This week marks the 50th anniversary of The Day the Music Died. You are probably familiar with the lore surrounding this fateful flight, how Waylon Jennings let an ailing Big Bopper have his seat on the plane, how Tommy Allsup and Richie Valens flipped a coin for the remaining spot, and how Holly (a little annoyed that Jennings was going to stay on the tour bus) joked to Jennings "Well I hope yer ol' bus freezes up!" - to which Waylon quipped back "Well I hope yer damn plane crashes!"

Of course, also noteworthy is the impact these artists had on music. Valens certainly made his mark as the first Chicano (that's old school for 'Mexican-American') to make it big in rock and roll. Did you know that the Big Bopper also composed Johnny Preston's #1 hit single "Running Bear" as well as George Jones' #1 hit "White Lightning?"

And as for Holly? Just ask any rock act of the following two decades. The members of the Rolling Stones and the Beatles will be the first to tell you that there would be no Stones or Beatles (as we know them) if it weren't for Buddy Holly. In fact, Graham Nash named his band The Hollies. Although Rolling Stone magazine only has Holly ranked at #13 on their Top 100 Artists of All Time, it has long been suggested/debated that he would have gone down as the real "king" of rock and roll, had he survived.
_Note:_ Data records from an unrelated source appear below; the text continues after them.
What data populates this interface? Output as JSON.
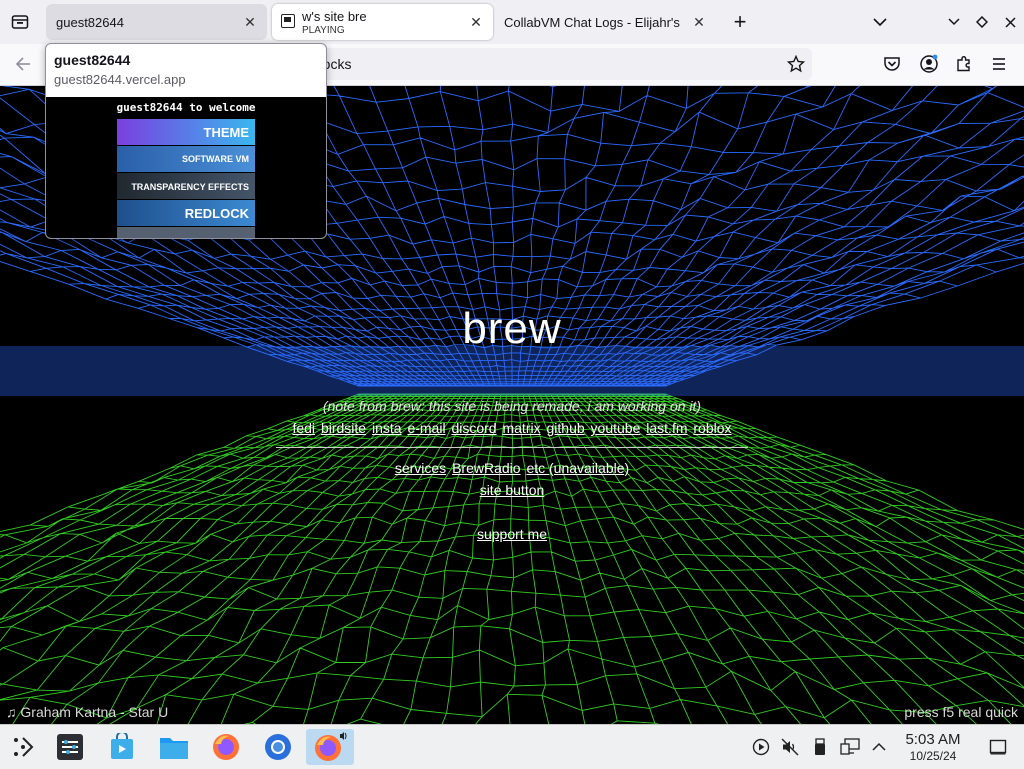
{
  "browser": {
    "tabs": [
      {
        "title": "guest82644"
      },
      {
        "title": "w's site bre",
        "subtitle": "PLAYING"
      },
      {
        "title": "CollabVM Chat Logs - Elijahr's"
      }
    ],
    "url_text": "rocks"
  },
  "preview": {
    "title": "guest82644",
    "url": "guest82644.vercel.app",
    "thumb_heading": "guest82644 to welcome",
    "banners": [
      "THEME",
      "SOFTWARE VM",
      "TRANSPARENCY EFFECTS",
      "REDLOCK"
    ]
  },
  "page": {
    "title": "brew",
    "note": "(note from brew: this site is being remade, i am working on it)",
    "social_links": [
      "fedi",
      "birdsite",
      "insta",
      "e-mail",
      "discord",
      "matrix",
      "github",
      "youtube",
      "last.fm",
      "roblox"
    ],
    "service_links": [
      "services",
      "BrewRadio",
      "etc (unavailable)"
    ],
    "site_button": "site button",
    "support": "support me",
    "now_playing": "Graham Kartna - Star U",
    "hint": "press f5 real quick",
    "colors": {
      "mesh_top": "#2a6bff",
      "mesh_bottom": "#33cc22"
    }
  },
  "taskbar": {
    "time": "5:03 AM",
    "date": "10/25/24"
  }
}
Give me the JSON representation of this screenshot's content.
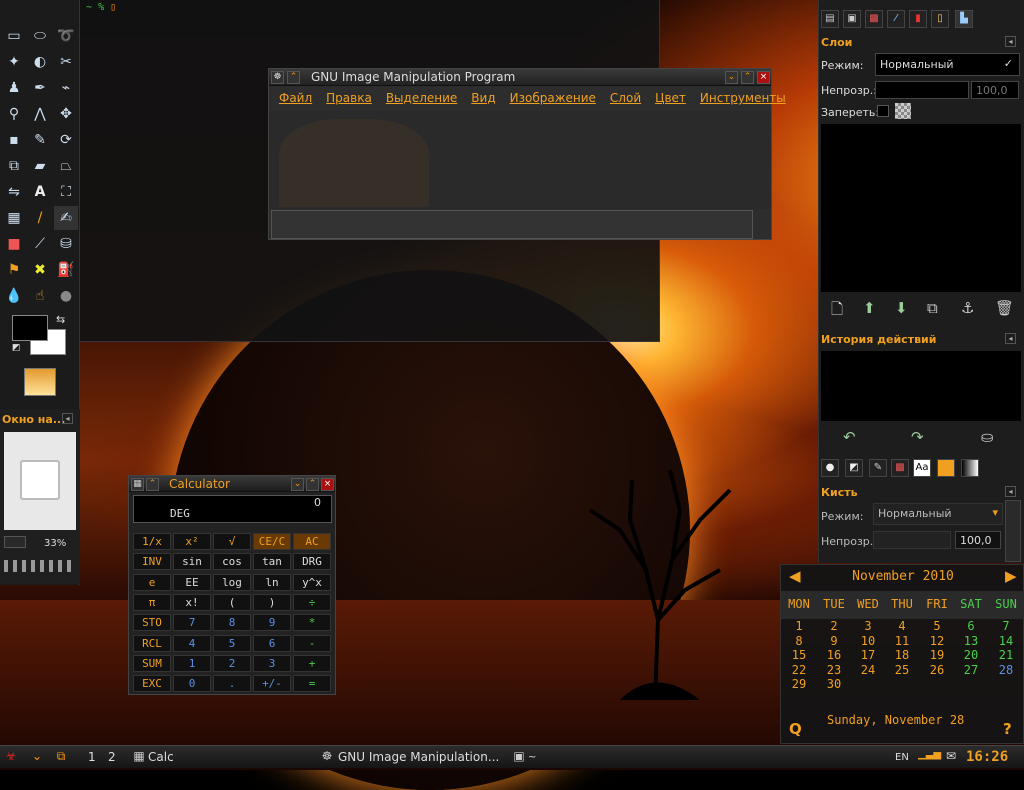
{
  "terminal": {
    "prompt": "~",
    "prompt_symbol": "%"
  },
  "gimp_window": {
    "title": "GNU Image Manipulation Program",
    "menu": [
      "Файл",
      "Правка",
      "Выделение",
      "Вид",
      "Изображение",
      "Слой",
      "Цвет",
      "Инструменты"
    ]
  },
  "toolbox": {
    "navigator_title": "Окно на...",
    "zoom": "33%"
  },
  "dock": {
    "layers": {
      "title": "Слои",
      "mode_label": "Режим:",
      "mode_value": "Нормальный",
      "opacity_label": "Непрозр.:",
      "opacity_value": "100,0",
      "lock_label": "Запереть:"
    },
    "history": {
      "title": "История действий"
    },
    "brush": {
      "title": "Кисть",
      "mode_label": "Режим:",
      "mode_value": "Нормальный",
      "opacity_label": "Непрозр.:",
      "opacity_value": "100,0"
    }
  },
  "calculator": {
    "title": "Calculator",
    "display_value": "0",
    "display_mode": "DEG",
    "rows": [
      [
        "1/x",
        "x²",
        "√",
        "CE/C",
        "AC"
      ],
      [
        "INV",
        "sin",
        "cos",
        "tan",
        "DRG"
      ],
      [
        "e",
        "EE",
        "log",
        "ln",
        "y^x"
      ],
      [
        "π",
        "x!",
        "(",
        ")",
        "÷"
      ],
      [
        "STO",
        "7",
        "8",
        "9",
        "*"
      ],
      [
        "RCL",
        "4",
        "5",
        "6",
        "-"
      ],
      [
        "SUM",
        "1",
        "2",
        "3",
        "+"
      ],
      [
        "EXC",
        "0",
        ".",
        "+/-",
        "="
      ]
    ]
  },
  "calendar": {
    "month_title": "November 2010",
    "weekdays": [
      "MON",
      "TUE",
      "WED",
      "THU",
      "FRI",
      "SAT",
      "SUN"
    ],
    "weeks": [
      [
        "1",
        "2",
        "3",
        "4",
        "5",
        "6",
        "7"
      ],
      [
        "8",
        "9",
        "10",
        "11",
        "12",
        "13",
        "14"
      ],
      [
        "15",
        "16",
        "17",
        "18",
        "19",
        "20",
        "21"
      ],
      [
        "22",
        "23",
        "24",
        "25",
        "26",
        "27",
        "28"
      ],
      [
        "29",
        "30",
        "",
        "",
        "",
        "",
        ""
      ]
    ],
    "selected_date": "Sunday, November 28",
    "colors": {
      "weekday": "#f0a020",
      "saturday": "#4ccf4c",
      "sunday": "#4ccf4c",
      "today": "#5b8fe6"
    }
  },
  "taskbar": {
    "workspaces": [
      "1",
      "2"
    ],
    "tasks": [
      "Calc",
      "GNU Image Manipulation...",
      "~"
    ],
    "layout": "EN",
    "clock": "16:26"
  }
}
Further reading:
  • The January 5, 2009 issue of Rolling Stone has a nice write-up on it (on newsstands now), and the RS website has a couple (different than the mag) of articles as well. After reading them, you will certainly see that the music definitely did not die.
  • The Briefcase is also looking to see if the Pint Pundit will have any selections to play for us this week's warble. He may not be a Holly man, we'll see.
  • And worth mentioning - we guess - would be first, the highly condensed and fictionalized 1978 film The Buddy Holly Story - not so much for its historical or cinematic qualities, but rather for the great Gary Busey, who actually did a decent job with the role. After that, check out the 1985 made-for-television production by Paul McCartney, The Real Buddy Holly Story.